_Work instruction:_
Copy every line of the data that includes the string "swatch".

───── Dataset records

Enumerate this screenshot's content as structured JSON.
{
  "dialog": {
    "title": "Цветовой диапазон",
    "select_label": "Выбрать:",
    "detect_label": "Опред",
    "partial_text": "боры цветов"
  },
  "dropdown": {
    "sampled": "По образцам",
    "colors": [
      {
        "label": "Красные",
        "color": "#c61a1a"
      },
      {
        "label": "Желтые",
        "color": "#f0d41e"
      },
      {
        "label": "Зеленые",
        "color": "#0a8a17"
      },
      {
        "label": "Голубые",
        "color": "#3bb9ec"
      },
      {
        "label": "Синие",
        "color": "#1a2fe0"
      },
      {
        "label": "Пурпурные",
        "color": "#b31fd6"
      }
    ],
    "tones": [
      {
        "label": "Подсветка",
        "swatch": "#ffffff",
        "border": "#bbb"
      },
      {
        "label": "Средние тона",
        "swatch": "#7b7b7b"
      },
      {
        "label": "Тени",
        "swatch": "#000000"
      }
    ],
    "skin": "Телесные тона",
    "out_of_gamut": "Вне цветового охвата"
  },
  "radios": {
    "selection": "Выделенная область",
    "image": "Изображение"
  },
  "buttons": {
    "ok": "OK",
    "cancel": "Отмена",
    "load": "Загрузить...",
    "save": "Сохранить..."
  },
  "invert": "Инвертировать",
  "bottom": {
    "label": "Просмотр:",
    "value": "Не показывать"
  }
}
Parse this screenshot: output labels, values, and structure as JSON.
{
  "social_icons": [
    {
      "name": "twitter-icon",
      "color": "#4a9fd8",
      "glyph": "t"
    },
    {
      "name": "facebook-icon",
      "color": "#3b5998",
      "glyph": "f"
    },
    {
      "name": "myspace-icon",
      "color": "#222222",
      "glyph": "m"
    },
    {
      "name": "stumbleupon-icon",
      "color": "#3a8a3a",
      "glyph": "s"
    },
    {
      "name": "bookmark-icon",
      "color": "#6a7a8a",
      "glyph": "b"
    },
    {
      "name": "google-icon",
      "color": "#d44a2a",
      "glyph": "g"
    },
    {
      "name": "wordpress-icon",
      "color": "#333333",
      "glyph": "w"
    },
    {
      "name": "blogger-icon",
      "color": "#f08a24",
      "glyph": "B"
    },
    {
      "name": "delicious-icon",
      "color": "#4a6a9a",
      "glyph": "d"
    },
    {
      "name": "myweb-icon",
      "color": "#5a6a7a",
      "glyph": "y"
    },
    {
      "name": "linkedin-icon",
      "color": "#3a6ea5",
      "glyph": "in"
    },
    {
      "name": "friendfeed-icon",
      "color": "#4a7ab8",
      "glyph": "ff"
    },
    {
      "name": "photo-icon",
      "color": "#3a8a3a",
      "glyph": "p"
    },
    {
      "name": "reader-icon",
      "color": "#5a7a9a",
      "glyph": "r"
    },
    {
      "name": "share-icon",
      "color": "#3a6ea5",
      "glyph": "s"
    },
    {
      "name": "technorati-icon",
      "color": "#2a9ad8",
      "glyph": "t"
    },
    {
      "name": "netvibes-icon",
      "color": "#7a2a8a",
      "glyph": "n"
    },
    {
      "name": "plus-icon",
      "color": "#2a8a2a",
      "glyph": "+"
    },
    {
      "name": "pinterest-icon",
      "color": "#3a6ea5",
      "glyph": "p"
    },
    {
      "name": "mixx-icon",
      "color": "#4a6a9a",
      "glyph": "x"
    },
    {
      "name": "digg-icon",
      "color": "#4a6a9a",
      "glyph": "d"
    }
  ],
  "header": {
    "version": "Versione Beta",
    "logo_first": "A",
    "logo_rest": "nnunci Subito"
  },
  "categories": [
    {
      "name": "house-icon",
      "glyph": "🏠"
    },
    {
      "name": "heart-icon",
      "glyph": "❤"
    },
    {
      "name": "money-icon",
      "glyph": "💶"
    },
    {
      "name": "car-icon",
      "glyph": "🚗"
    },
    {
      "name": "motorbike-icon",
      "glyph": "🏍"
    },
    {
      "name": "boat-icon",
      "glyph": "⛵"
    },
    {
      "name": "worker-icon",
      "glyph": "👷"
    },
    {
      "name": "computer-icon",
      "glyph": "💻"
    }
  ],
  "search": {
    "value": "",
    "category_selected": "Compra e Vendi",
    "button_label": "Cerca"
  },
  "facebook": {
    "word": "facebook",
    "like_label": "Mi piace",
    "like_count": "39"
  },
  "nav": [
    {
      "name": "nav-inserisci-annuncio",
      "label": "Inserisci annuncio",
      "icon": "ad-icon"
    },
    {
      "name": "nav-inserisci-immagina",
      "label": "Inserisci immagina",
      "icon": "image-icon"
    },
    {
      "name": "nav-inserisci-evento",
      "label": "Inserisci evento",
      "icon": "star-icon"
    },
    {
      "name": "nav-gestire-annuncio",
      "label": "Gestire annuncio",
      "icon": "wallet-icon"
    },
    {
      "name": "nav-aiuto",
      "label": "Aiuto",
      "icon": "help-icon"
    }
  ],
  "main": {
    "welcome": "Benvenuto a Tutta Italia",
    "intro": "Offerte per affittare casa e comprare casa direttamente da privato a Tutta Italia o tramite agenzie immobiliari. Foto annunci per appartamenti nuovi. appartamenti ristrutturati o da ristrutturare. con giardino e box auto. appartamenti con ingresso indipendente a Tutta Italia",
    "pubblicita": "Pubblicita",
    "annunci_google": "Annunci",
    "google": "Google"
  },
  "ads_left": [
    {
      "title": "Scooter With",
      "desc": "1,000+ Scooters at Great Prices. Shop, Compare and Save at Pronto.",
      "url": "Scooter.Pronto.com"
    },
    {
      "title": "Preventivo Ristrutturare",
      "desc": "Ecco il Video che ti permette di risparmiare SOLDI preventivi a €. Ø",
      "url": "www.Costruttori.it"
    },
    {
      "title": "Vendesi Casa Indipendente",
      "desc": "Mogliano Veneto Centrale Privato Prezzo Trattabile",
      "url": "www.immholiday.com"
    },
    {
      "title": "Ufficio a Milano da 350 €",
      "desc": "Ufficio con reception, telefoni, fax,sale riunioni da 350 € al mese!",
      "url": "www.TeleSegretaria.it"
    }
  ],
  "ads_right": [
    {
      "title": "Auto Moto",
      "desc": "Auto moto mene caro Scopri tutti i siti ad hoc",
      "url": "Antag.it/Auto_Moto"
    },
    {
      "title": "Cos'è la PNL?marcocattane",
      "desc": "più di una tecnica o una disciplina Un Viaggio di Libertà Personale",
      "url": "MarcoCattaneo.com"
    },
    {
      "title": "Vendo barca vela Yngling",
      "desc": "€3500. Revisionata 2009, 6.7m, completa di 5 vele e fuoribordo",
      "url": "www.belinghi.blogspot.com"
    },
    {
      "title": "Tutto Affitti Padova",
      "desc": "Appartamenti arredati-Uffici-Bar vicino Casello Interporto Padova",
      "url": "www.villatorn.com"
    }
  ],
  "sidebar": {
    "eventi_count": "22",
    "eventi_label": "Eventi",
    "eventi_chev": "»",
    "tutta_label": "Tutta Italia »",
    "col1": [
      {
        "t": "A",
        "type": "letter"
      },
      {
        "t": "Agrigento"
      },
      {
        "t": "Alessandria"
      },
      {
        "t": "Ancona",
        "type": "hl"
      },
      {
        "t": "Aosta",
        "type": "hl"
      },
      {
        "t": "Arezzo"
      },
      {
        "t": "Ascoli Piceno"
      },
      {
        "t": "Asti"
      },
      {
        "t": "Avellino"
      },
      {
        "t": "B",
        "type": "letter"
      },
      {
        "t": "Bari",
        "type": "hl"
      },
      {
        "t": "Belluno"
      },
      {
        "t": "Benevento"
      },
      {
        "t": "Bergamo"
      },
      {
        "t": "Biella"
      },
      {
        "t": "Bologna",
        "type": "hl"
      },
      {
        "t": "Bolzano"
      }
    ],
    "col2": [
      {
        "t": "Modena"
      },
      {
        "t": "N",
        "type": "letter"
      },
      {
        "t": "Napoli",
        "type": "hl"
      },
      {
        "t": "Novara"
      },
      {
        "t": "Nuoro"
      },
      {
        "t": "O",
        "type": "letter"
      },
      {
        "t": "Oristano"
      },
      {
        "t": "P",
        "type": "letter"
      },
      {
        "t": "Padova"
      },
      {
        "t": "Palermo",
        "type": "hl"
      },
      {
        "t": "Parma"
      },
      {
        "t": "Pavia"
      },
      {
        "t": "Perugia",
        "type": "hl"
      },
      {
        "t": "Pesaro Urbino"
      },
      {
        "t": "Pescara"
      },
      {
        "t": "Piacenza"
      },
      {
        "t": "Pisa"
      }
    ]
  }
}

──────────

_Exercise solution:_
        "swatch": "#ffffff",
        "swatch": "#7b7b7b"
        "swatch": "#000000"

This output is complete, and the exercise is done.